EnglishEdit
Alternative formsEdit
 homoeomorphic (British)
 homœomorphic
EtymologyEdit
AdjectiveEdit
homeomorphic (not comparable)
 Having a homeomorphism
 1974, Wesley E. Terry, Transactions of the American Mathematical Society, volume 196, page 93104:
 Any infinitedimensional Fréchet space homeomorphic with its countable product is topologically a Hilbert space.
 2007, Andrjez Nowik, Acta Mathematica Hungarica, volume 115:12, page 145154:
 A Vitali set can be homeomorphic to its complement.
 2007, Tim D. Austin, Mathematical Proceedings of the Cambridge Philosophical Society, volume 142:1, page 103110:
 A pair of nonhomeomorphic product measures on the Cantor set.
Usage notesEdit
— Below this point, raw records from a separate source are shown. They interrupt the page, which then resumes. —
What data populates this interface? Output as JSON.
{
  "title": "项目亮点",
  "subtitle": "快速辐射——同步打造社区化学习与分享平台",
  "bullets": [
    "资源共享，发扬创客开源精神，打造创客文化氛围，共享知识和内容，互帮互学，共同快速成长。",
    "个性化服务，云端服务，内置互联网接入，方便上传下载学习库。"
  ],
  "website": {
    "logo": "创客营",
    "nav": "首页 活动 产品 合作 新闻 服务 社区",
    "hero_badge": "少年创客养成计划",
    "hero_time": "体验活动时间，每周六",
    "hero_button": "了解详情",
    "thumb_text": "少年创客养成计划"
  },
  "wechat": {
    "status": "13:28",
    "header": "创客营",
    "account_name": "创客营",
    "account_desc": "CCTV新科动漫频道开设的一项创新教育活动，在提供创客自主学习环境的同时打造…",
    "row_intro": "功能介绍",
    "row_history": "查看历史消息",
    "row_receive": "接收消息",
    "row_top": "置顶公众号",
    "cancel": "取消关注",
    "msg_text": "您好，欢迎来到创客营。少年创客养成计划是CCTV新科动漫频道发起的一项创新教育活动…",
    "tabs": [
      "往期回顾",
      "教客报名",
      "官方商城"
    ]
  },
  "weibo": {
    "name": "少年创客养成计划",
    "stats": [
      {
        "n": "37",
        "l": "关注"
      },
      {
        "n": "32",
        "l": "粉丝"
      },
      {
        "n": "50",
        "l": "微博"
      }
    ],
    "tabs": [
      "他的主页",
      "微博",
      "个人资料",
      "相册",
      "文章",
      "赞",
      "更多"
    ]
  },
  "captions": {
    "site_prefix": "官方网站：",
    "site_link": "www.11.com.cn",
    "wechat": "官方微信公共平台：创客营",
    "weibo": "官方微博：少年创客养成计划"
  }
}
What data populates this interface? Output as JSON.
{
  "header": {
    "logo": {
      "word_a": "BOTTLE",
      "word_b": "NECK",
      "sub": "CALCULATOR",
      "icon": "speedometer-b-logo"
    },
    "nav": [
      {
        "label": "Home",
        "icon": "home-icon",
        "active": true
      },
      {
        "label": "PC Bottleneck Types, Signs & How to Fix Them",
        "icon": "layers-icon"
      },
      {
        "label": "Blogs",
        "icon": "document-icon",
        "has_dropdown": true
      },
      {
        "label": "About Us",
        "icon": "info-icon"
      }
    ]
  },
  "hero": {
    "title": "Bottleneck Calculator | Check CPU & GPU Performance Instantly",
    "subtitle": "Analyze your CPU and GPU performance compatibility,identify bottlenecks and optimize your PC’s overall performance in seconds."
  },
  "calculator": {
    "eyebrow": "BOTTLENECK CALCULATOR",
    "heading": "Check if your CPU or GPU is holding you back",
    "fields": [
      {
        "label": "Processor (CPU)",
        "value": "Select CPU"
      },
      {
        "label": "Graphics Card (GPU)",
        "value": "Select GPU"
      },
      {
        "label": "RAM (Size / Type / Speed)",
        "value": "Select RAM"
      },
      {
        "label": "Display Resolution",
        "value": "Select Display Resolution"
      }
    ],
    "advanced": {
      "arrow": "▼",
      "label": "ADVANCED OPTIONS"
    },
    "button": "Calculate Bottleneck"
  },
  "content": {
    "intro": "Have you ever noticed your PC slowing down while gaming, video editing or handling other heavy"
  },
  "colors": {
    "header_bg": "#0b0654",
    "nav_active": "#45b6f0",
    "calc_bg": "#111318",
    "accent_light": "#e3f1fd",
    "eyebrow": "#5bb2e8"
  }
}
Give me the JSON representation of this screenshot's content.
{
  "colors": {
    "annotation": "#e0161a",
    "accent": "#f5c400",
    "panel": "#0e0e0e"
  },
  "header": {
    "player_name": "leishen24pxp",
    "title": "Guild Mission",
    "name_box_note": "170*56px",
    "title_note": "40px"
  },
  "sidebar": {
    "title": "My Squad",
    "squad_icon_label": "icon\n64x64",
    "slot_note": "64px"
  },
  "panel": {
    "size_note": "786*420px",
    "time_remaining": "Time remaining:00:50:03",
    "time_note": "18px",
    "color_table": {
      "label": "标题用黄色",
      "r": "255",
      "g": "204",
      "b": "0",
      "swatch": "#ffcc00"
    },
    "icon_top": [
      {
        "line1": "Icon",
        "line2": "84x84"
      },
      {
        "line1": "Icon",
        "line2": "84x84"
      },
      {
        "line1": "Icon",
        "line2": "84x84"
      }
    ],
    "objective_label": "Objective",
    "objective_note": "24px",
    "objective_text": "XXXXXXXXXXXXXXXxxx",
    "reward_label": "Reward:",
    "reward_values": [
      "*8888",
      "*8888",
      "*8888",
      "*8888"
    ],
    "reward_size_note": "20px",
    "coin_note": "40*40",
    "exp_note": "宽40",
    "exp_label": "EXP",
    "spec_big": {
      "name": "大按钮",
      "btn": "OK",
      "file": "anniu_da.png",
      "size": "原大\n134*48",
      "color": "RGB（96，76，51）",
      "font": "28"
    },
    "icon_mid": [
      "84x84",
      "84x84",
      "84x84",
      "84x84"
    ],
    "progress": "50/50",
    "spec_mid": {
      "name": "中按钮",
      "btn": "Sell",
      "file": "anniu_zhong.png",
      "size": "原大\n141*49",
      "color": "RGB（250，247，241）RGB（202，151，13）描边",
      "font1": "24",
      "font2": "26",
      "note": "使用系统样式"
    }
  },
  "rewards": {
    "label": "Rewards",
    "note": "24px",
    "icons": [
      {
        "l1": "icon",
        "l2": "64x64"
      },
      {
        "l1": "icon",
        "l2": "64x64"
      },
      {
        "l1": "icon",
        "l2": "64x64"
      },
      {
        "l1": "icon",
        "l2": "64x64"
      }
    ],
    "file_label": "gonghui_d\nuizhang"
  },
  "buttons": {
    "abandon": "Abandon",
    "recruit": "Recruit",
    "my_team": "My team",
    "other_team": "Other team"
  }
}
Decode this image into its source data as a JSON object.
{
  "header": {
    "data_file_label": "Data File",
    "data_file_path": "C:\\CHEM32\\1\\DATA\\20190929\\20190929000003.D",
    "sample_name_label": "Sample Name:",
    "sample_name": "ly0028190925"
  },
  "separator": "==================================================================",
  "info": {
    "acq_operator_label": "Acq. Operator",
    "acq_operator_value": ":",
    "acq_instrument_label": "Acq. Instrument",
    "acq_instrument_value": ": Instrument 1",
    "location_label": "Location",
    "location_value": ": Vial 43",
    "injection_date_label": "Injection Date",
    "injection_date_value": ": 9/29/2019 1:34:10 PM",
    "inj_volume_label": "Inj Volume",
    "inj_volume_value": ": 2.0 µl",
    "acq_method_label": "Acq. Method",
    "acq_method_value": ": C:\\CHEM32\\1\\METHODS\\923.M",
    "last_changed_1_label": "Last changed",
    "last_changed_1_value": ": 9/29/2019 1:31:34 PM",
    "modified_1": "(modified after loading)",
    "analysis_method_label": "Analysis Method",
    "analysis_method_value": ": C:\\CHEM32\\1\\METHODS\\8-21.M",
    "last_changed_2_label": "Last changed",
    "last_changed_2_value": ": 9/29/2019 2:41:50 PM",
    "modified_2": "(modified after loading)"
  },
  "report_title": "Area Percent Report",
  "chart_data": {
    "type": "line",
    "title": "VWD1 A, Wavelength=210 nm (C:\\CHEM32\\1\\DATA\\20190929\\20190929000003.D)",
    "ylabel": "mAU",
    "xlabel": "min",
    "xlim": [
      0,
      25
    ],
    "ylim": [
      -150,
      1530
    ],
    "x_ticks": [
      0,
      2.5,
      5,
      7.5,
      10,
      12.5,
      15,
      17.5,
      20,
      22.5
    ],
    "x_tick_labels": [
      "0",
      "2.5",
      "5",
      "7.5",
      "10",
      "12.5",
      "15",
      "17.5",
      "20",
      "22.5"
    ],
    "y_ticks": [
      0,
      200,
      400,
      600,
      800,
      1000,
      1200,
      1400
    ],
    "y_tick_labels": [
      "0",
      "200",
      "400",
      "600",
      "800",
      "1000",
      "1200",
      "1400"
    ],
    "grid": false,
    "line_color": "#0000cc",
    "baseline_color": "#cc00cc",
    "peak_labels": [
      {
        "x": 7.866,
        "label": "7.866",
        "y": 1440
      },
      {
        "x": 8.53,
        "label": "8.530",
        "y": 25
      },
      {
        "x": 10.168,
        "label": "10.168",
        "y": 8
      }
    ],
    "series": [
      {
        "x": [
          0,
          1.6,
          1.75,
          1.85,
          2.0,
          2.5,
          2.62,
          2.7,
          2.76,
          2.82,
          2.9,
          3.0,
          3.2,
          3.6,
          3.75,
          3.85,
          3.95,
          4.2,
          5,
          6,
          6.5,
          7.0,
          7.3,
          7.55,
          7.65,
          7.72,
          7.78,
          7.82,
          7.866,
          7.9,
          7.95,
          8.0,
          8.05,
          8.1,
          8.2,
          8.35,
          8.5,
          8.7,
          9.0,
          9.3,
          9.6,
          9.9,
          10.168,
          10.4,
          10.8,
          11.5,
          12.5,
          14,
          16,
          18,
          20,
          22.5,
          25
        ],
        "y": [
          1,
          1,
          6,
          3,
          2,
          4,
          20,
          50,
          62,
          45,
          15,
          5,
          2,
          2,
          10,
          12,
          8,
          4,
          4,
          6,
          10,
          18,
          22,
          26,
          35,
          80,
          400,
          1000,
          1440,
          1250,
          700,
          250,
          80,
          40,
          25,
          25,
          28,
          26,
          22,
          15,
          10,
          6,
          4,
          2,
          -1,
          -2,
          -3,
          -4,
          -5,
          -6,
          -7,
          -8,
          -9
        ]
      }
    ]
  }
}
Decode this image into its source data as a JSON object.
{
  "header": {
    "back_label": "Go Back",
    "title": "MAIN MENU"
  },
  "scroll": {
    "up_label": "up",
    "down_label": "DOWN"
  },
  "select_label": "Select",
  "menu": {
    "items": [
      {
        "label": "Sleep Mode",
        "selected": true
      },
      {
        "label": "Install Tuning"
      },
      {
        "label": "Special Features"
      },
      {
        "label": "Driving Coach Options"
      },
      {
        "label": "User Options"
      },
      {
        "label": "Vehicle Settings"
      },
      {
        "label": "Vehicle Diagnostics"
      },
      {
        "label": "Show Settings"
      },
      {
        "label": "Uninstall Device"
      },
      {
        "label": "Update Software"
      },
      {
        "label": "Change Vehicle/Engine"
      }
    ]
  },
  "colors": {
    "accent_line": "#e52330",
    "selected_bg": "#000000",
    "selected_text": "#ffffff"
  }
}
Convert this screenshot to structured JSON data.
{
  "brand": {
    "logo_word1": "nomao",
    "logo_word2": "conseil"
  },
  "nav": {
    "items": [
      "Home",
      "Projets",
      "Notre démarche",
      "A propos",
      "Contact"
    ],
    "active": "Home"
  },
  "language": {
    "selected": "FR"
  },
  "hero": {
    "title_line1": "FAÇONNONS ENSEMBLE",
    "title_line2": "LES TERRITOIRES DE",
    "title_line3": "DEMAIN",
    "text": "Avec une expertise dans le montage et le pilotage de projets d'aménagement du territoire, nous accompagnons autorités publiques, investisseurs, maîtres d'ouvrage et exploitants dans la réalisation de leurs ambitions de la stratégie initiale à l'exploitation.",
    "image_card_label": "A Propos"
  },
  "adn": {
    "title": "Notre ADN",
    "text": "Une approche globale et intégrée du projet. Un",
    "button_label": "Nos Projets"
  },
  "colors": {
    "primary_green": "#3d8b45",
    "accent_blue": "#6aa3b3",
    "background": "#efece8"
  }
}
 In mathematics, this adjective can be used in phrases like "A and B are homeomorphic", "A is homeomorphic to B", and, less commonly, "A is homeomorphic with B".
TranslationsEdit
having a homeomorphism